European romanticism

The 19th century started with Napoleon’s imperial epic, which would shake the world and provoke a rise of nationalism. In 1797, the autograph manuscript of the Rivoli Proclamation set the tone. The world’s fate was at stake at Erfurt in 1808 when Napoleon met Tsar Alexander I to propose dividing Europe between East and West. The meeting and surrounding festivities were described by Goethe in his 1809 ‘Weimar Edition’. Goethe travelled from Weimar, his hometown, to visit Napoleon. He confessed his admiration for the emperor to Hegel who considered him the ‘Spirit of the World’ (Phenomenology of Spirit, 1807).

The handwritten notes Valéry dedicated to Martin Bodmer in 1935 contain a comparison between Goethe and Napoleon. Madame de Staël, who represents the other vision of Europe, wrote comments on the galley proofs of the 1810 edition of De l’Allemagne, which Napoleon had confiscated and torn to shreds. Napoleon’s arch-enemy Chateaubriand, the prodigious author of the Memoirs from beyond the Grave and friend of Tsar Alexander, made clear his political involvement by taking part in the Congress of Verona that declared war on Spain in 1822.

Romanticism and dreams epitomize German and English poetry. Edward Young’s Nights, illustrated by William Blake in 1797, had a great influence on the Sturm und Drang generation. Of all the manuscripts and first editions of poets in the collection, pride of place goes to:

  • Byron: autograph of Childe Harold, pre-1810
  • Keats: autograph and first edition of the poem O Melancholy, and an early 20th-century edition highlighting the sonnet Bright Star
  • Novalis: autograph manuscript of Hymns to Night dated 1800
  • Schubert: an autograph score by Schubert of 1819. From Stefan Zweig’s private collection

> Modern times

Napoleon, Manuscrit autographe.

Napoleon, Manuscrit autographe (détail).

Napoleon, Manuscrit autographe (détail).

Novalis, Hymnes à la Nuit.

Schubert (detail).

Schubert (detail).

The 19th-century novel features first editions of Russian, German, English and French novels.


  • Pushkin, Onegin, 1833
  • Gogol, Dead Souls, 1842
  • Dostoevsky, The Brothers Karamazov, 1842
  • Tolstoy, War and Peace, 1868 


  • Stifter, Indian Summer, 1857
  • Keller, Green Henry, 1879
  • Hauptmann, The Weavers, 1892
  • Fontane, The Stechlin, 1899; Effi Briest 


  • Charles Dickens, Oliver Twist, 1838


  • autograph manuscripts of A Woman of Thirty by Balzac, 1832
  • Flaubert, Salammbô; Madame Bovary (notes)
  • Zola, Doctor Pascal, pre-1893

1857, the year Flaubert published Madame Bovary and Baudelaire The Flowers of Evil, marks the beginning of modernism.
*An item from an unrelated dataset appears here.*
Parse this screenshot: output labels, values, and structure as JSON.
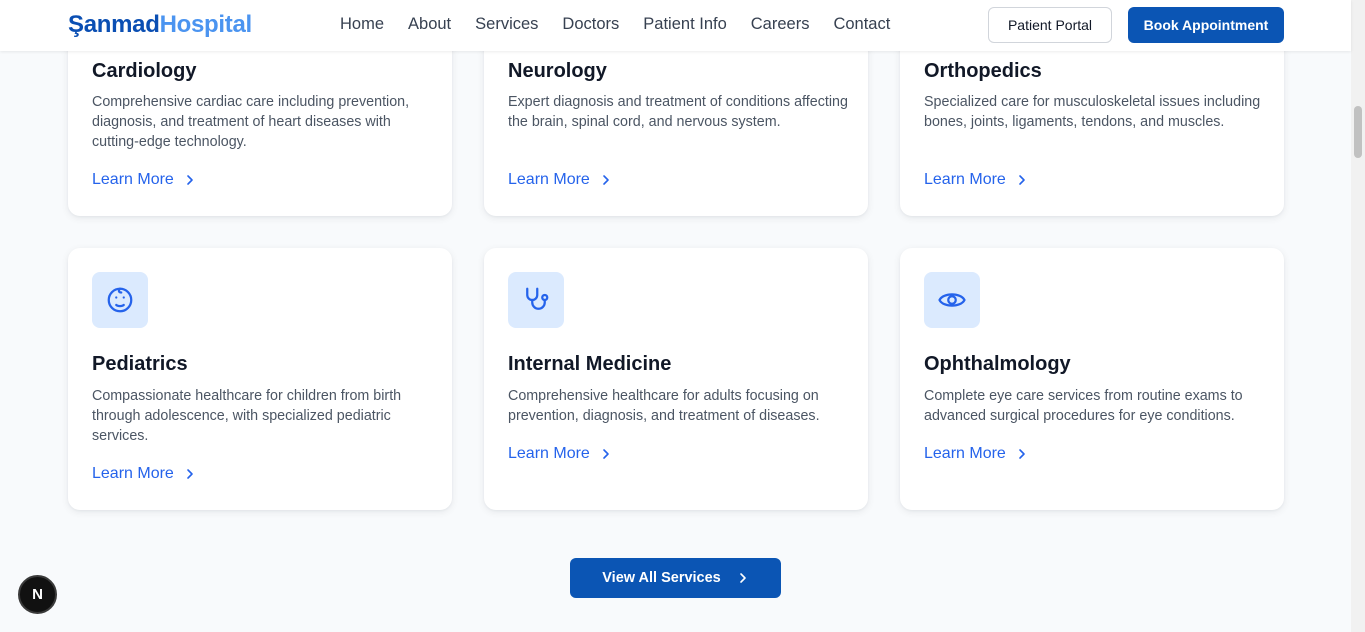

Four major characters are gathered here:

  • an original lithograph of 1927 by Rouault portraying Baudelaire. The poet had defended Tannhäuser during its first performance in Paris in 1861 
  • a 1842 libretto of Wagner’s Flying Dutchman 
  • first edition of 1819 Die Welt als Wille und Vorstellung by Schopenhauer, with corrections in the author’s hand
  • Nietzsche who, like Wagner, owed a lot to Schopenhauer’s theories,

saw in Wagner’s music the incarnation of the Übermensch who sheds all Christian values.

Nietzsche’s works take up most of the showcase:

  • a first edition of Thus Spoke Zarathustra, his ‘Fifth Gospel’, 1883
  • autographs of poems (pre-1884)
  • a letter from Torino dated 1888 and signed ‘The Antichrist’
  • an etching of Nietzsche in an 1899 edition of the magazine Pan

According to Jung, Nietzsche and Freud, the desire for power and Eros are indications of the bipolar nature of the human mind.